To use the magnitude system to compare stars on an absolute scale means removal of the distance effect. An absolute magnitude (for which astronomers use the symbol M) is defined as the apparent magnitude a star would have if it were placed at a standard distance of 10 parsecs (32.6 light‐years). It can be shown that the difference between apparent and absolute magnitude is related to the distance as

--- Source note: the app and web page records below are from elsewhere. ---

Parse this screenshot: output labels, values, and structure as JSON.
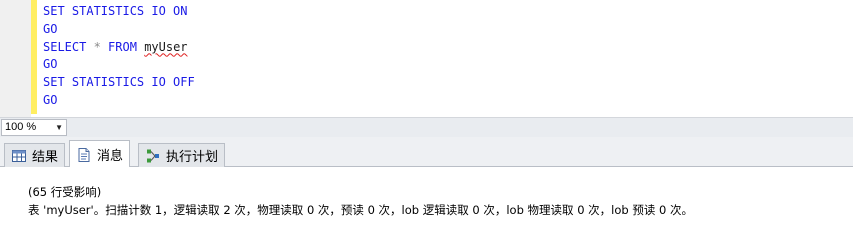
{
  "editor": {
    "lines": [
      {
        "keyword": "SET STATISTICS IO ON"
      },
      {
        "keyword": "GO"
      },
      {
        "keyword": "SELECT",
        "op": " * ",
        "keyword2": "FROM",
        "ident": "myUser"
      },
      {
        "keyword": "GO"
      },
      {
        "keyword": "SET STATISTICS IO OFF"
      },
      {
        "keyword": "GO"
      }
    ]
  },
  "zoom": {
    "value": "100 %"
  },
  "tabs": [
    {
      "label": "结果",
      "icon": "grid-icon",
      "active": false
    },
    {
      "label": "消息",
      "icon": "message-icon",
      "active": true
    },
    {
      "label": "执行计划",
      "icon": "execution-plan-icon",
      "active": false
    }
  ],
  "messages": {
    "line1": "(65 行受影响)",
    "line2": "表 'myUser'。扫描计数 1，逻辑读取 2 次，物理读取 0 次，预读 0 次，lob 逻辑读取 0 次，lob 物理读取 0 次，lob 预读 0 次。"
  },
  "colors": {
    "keyword": "#1a1ae6",
    "change_bar": "#ffee62",
    "squiggle": "#e02020"
  }
}
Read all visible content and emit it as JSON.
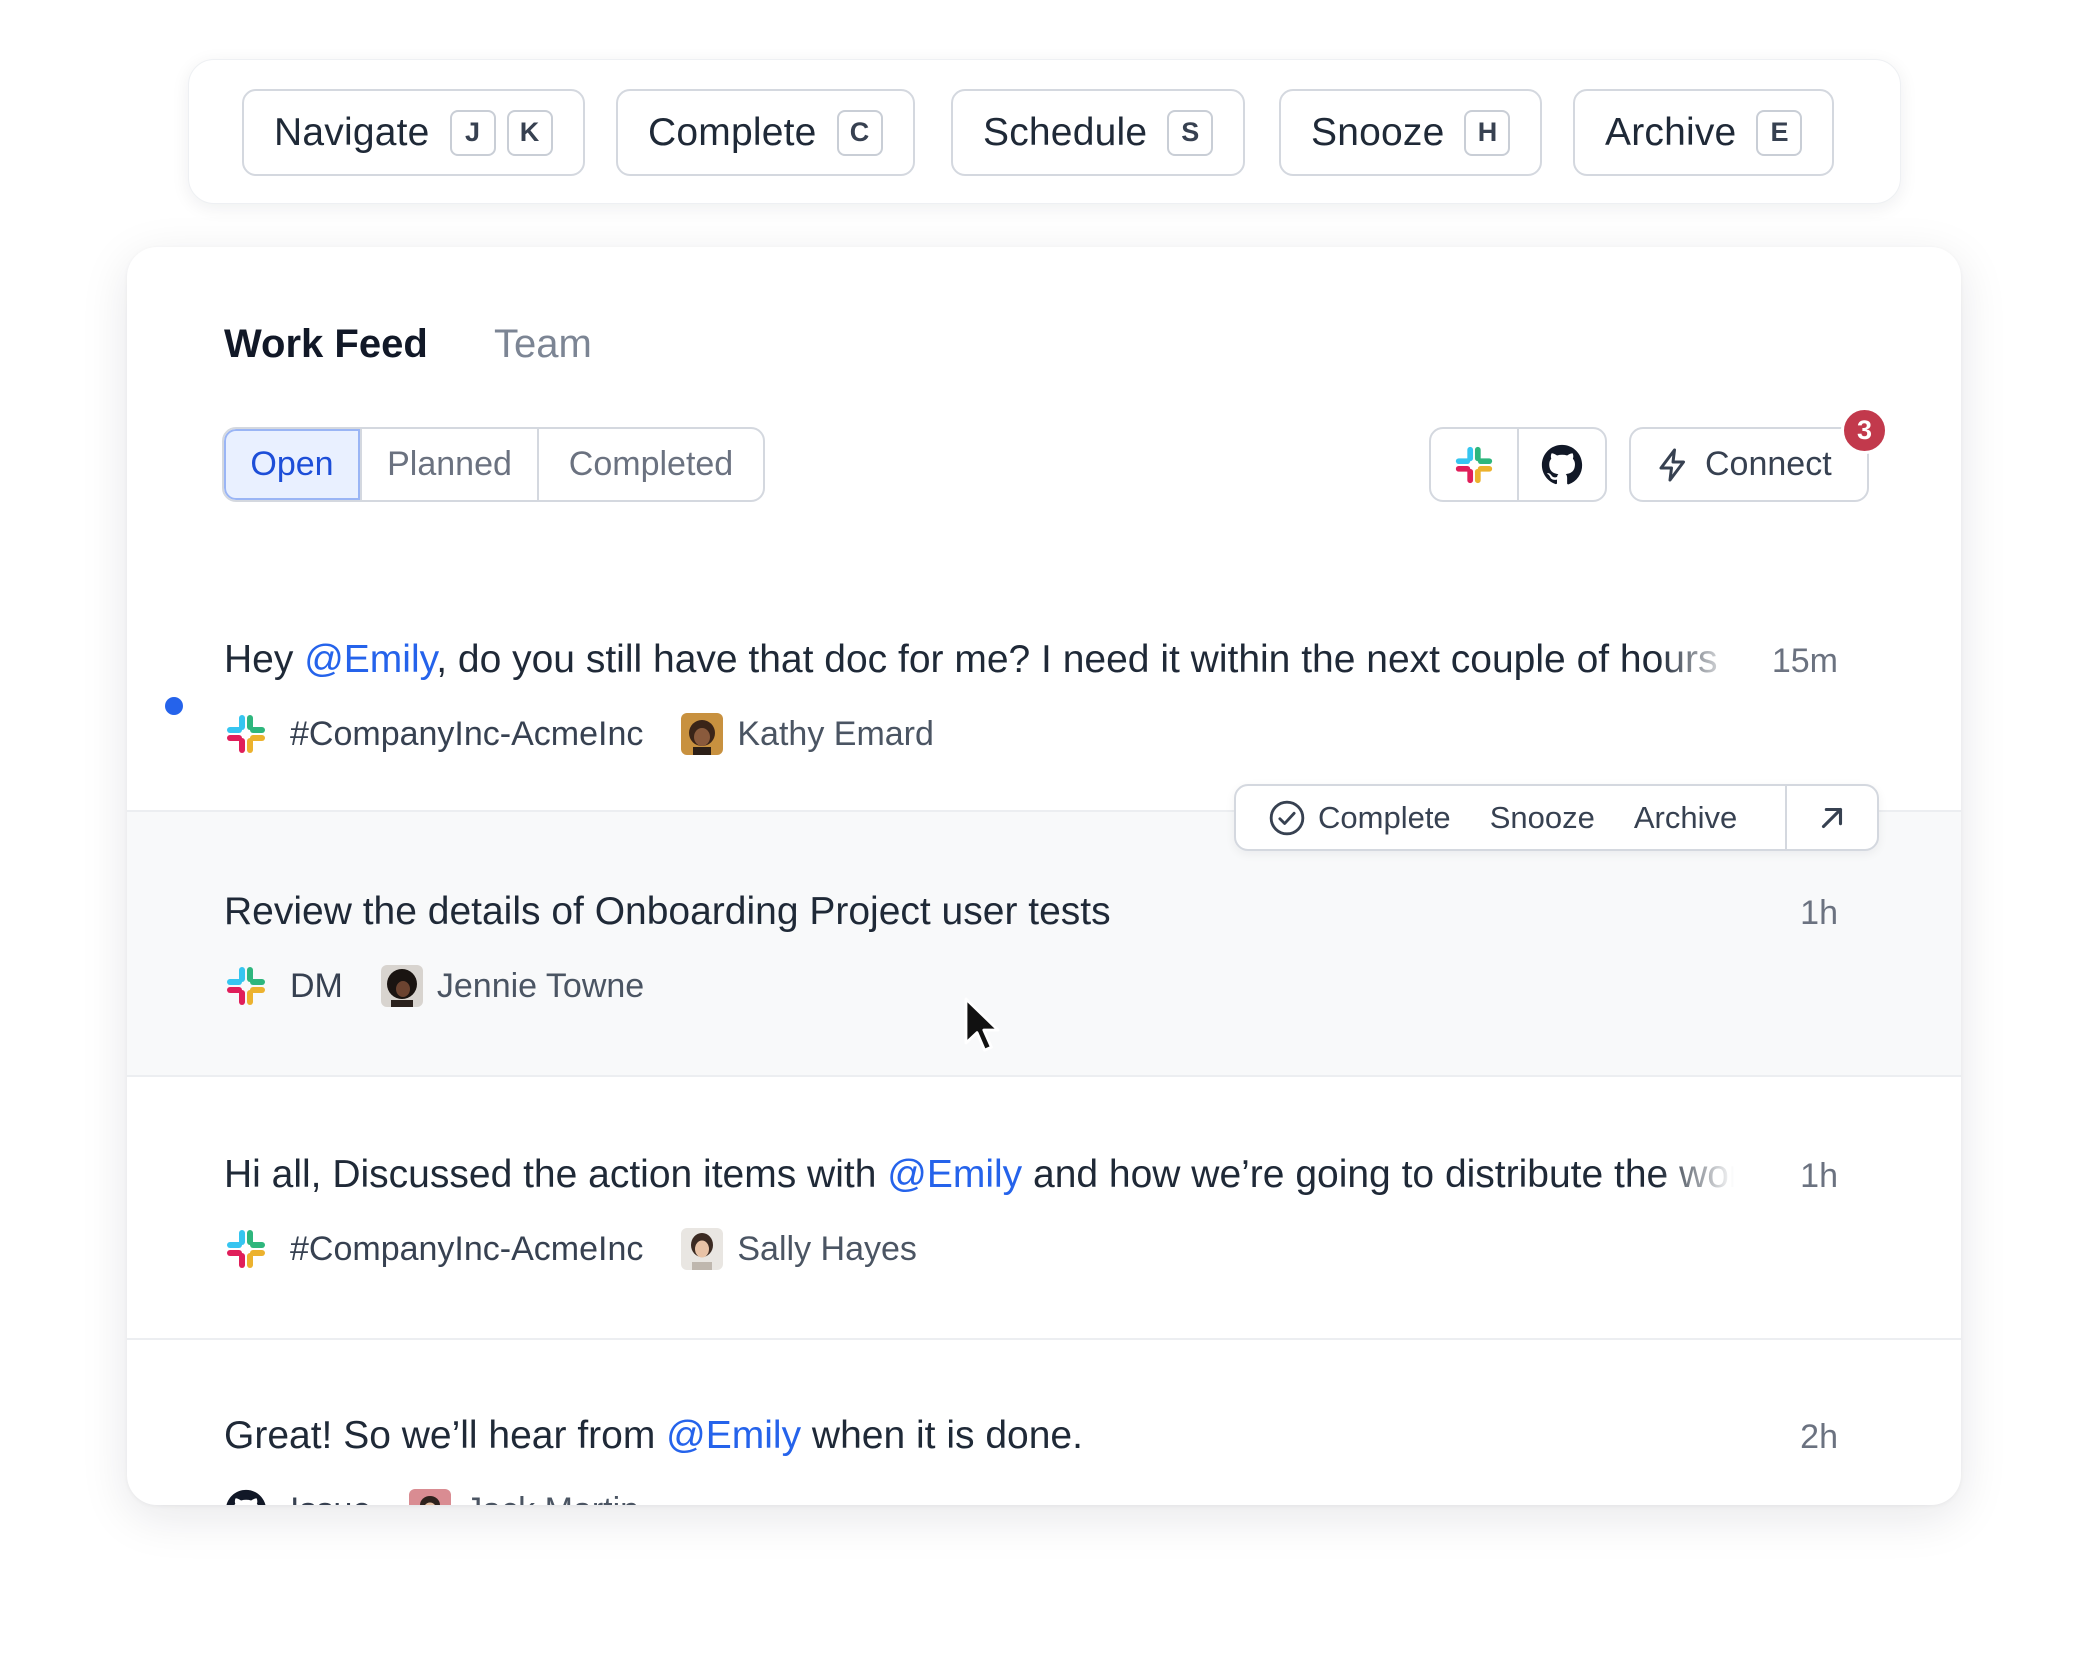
{
  "shortcuts": [
    {
      "label": "Navigate",
      "keys": [
        "J",
        "K"
      ]
    },
    {
      "label": "Complete",
      "keys": [
        "C"
      ]
    },
    {
      "label": "Schedule",
      "keys": [
        "S"
      ]
    },
    {
      "label": "Snooze",
      "keys": [
        "H"
      ]
    },
    {
      "label": "Archive",
      "keys": [
        "E"
      ]
    }
  ],
  "tabs": {
    "work_feed": "Work Feed",
    "team": "Team"
  },
  "filters": {
    "open": "Open",
    "planned": "Planned",
    "completed": "Completed",
    "selected": "Open"
  },
  "integrations": {
    "slack_icon": "slack-icon",
    "github_icon": "github-icon"
  },
  "connect": {
    "label": "Connect",
    "badge": "3",
    "icon": "bolt-icon"
  },
  "colors": {
    "accent": "#2563eb",
    "badge": "#c2394c",
    "selected_bg": "#e9f0ff"
  },
  "hover_actions": {
    "complete": "Complete",
    "snooze": "Snooze",
    "archive": "Archive",
    "open_icon": "arrow-up-right-icon"
  },
  "feed_items": [
    {
      "text_before": "Hey ",
      "mention": "@Emily",
      "text_after": ", do you still have that doc for me? I need it within the next couple of hours",
      "time": "15m",
      "source_icon": "slack-icon",
      "channel": "#CompanyInc-AcmeInc",
      "person": "Kathy Emard",
      "unread": true
    },
    {
      "text_before": "Review the details of Onboarding Project user tests",
      "mention": "",
      "text_after": "",
      "time": "1h",
      "source_icon": "slack-icon",
      "channel": "DM",
      "person": "Jennie Towne",
      "unread": false
    },
    {
      "text_before": "Hi all, Discussed the action items with ",
      "mention": "@Emily",
      "text_after": " and how we’re going to distribute the work",
      "time": "1h",
      "source_icon": "slack-icon",
      "channel": "#CompanyInc-AcmeInc",
      "person": "Sally Hayes",
      "unread": false
    },
    {
      "text_before": "Great! So we’ll hear from ",
      "mention": "@Emily",
      "text_after": " when it is done.",
      "time": "2h",
      "source_icon": "github-icon",
      "channel": "Issue",
      "person": "Jack Martin",
      "unread": false
    }
  ]
}
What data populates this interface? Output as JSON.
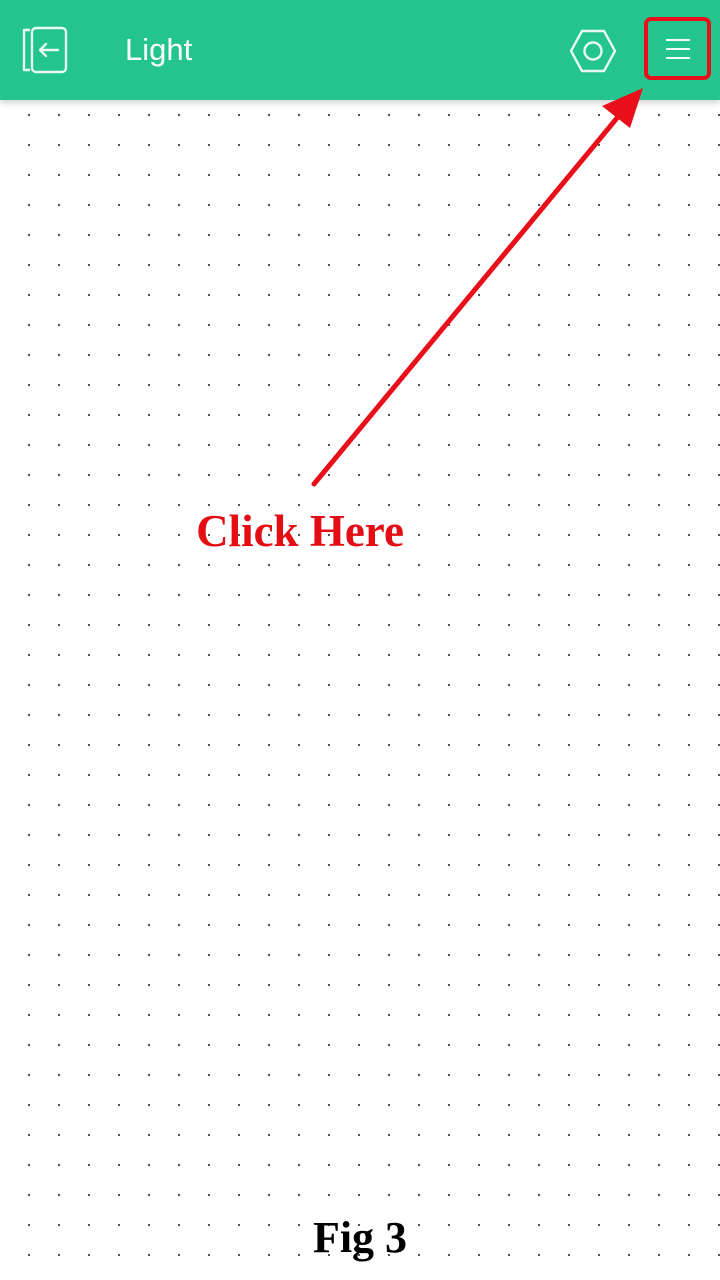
{
  "app_bar": {
    "title": "Light",
    "background_color": "#23c48e",
    "back_icon": "device-back-icon",
    "settings_icon": "hexagon-settings-icon",
    "menu_icon": "hamburger-menu-icon"
  },
  "annotation": {
    "callout_text": "Click Here",
    "highlight_color": "#e80f1a"
  },
  "caption": "Fig 3"
}
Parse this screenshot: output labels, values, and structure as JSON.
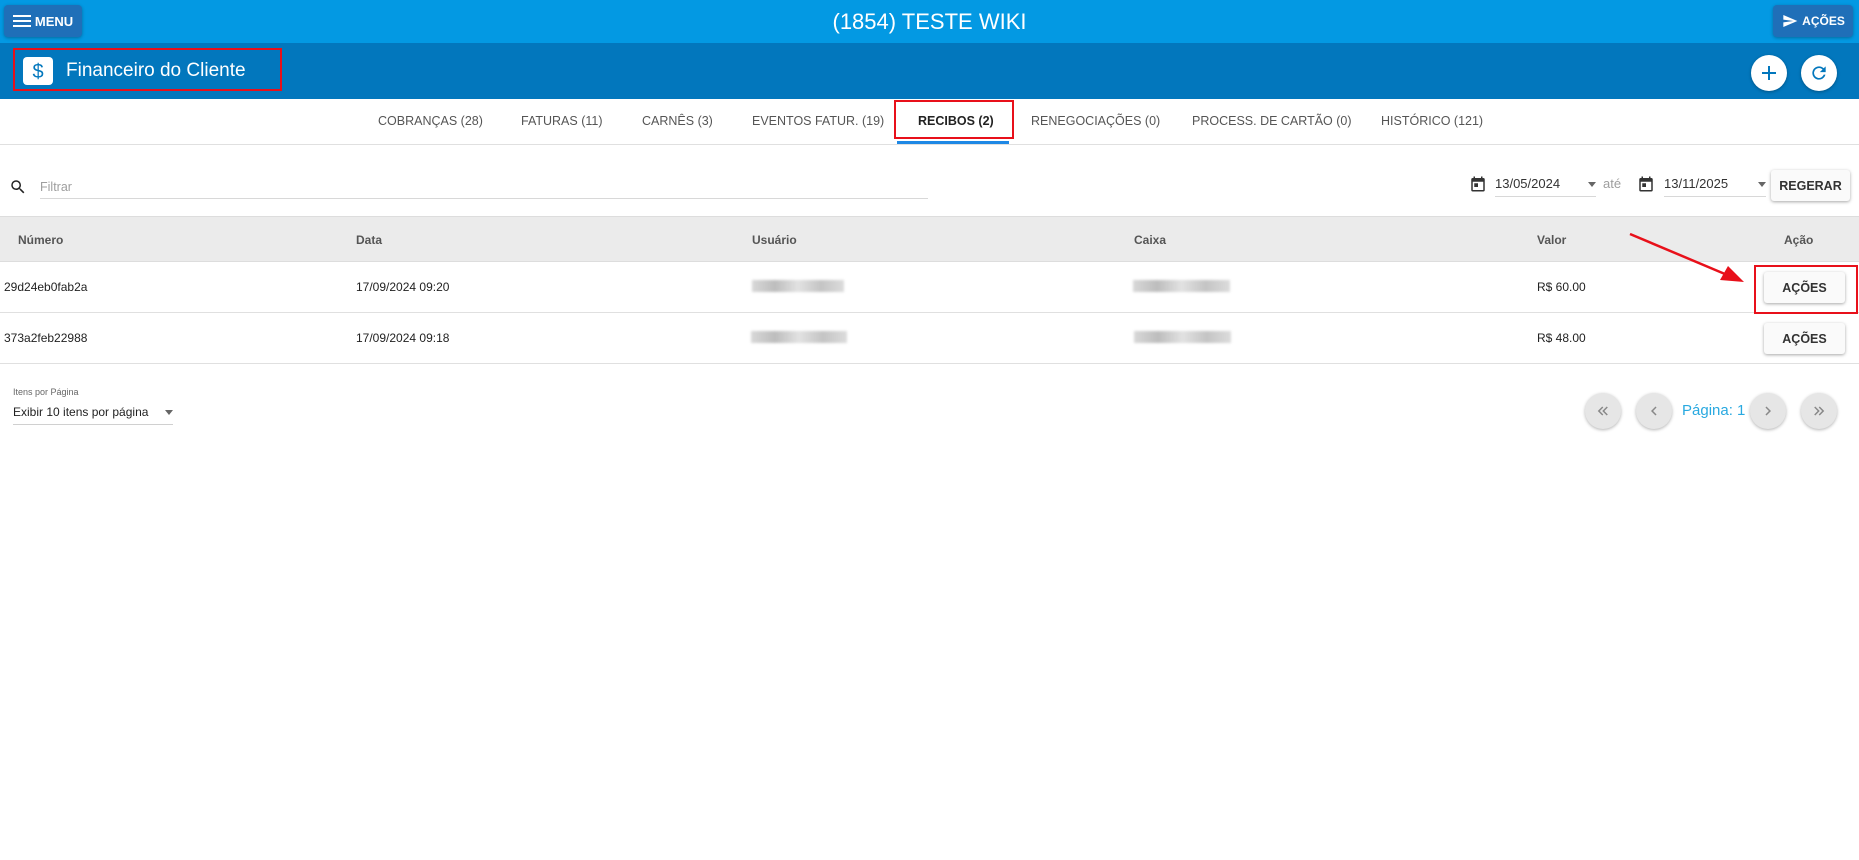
{
  "header": {
    "menu_label": "MENU",
    "title": "(1854) TESTE WIKI",
    "actions_label": "AÇÕES"
  },
  "module": {
    "title": "Financeiro do Cliente",
    "icon": "dollar-icon"
  },
  "tabs": [
    {
      "label": "COBRANÇAS (28)",
      "active": false
    },
    {
      "label": "FATURAS (11)",
      "active": false
    },
    {
      "label": "CARNÊS (3)",
      "active": false
    },
    {
      "label": "EVENTOS FATUR. (19)",
      "active": false
    },
    {
      "label": "RECIBOS (2)",
      "active": true
    },
    {
      "label": "RENEGOCIAÇÕES (0)",
      "active": false
    },
    {
      "label": "PROCESS. DE CARTÃO (0)",
      "active": false
    },
    {
      "label": "HISTÓRICO (121)",
      "active": false
    }
  ],
  "filter": {
    "placeholder": "Filtrar",
    "date_from": "13/05/2024",
    "date_separator": "até",
    "date_to": "13/11/2025",
    "regenerate_label": "REGERAR"
  },
  "table": {
    "columns": [
      "Número",
      "Data",
      "Usuário",
      "Caixa",
      "Valor",
      "Ação"
    ],
    "rows": [
      {
        "numero": "29d24eb0fab2a",
        "data": "17/09/2024 09:20",
        "valor": "R$ 60.00",
        "acao": "AÇÕES"
      },
      {
        "numero": "373a2feb22988",
        "data": "17/09/2024 09:18",
        "valor": "R$ 48.00",
        "acao": "AÇÕES"
      }
    ]
  },
  "pagination": {
    "per_page_label": "Itens por Página",
    "per_page_value": "Exibir 10 itens por página",
    "page_label": "Página: 1"
  },
  "colors": {
    "topbar": "#0399e3",
    "subbar": "#0277bd",
    "highlight": "#e8101a",
    "accent": "#1e88e5"
  }
}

where distance r is expressed in parsecs. This difference m – M is called the distance modulus. m – M = –5 corresponds to a distance r = 1 pc, m – M = 0 corresponds to r = 10 pc, m – M = +5 corresponds to r = 100 pc, and so on. If the Sun were moved to a distance of 10 pc, it would appear as a 5th magnitude star, that is, M ∼ +5 (it is useful to remember this, that a star of 1 solar luminosity corresponds to an absolute magnitude of +5).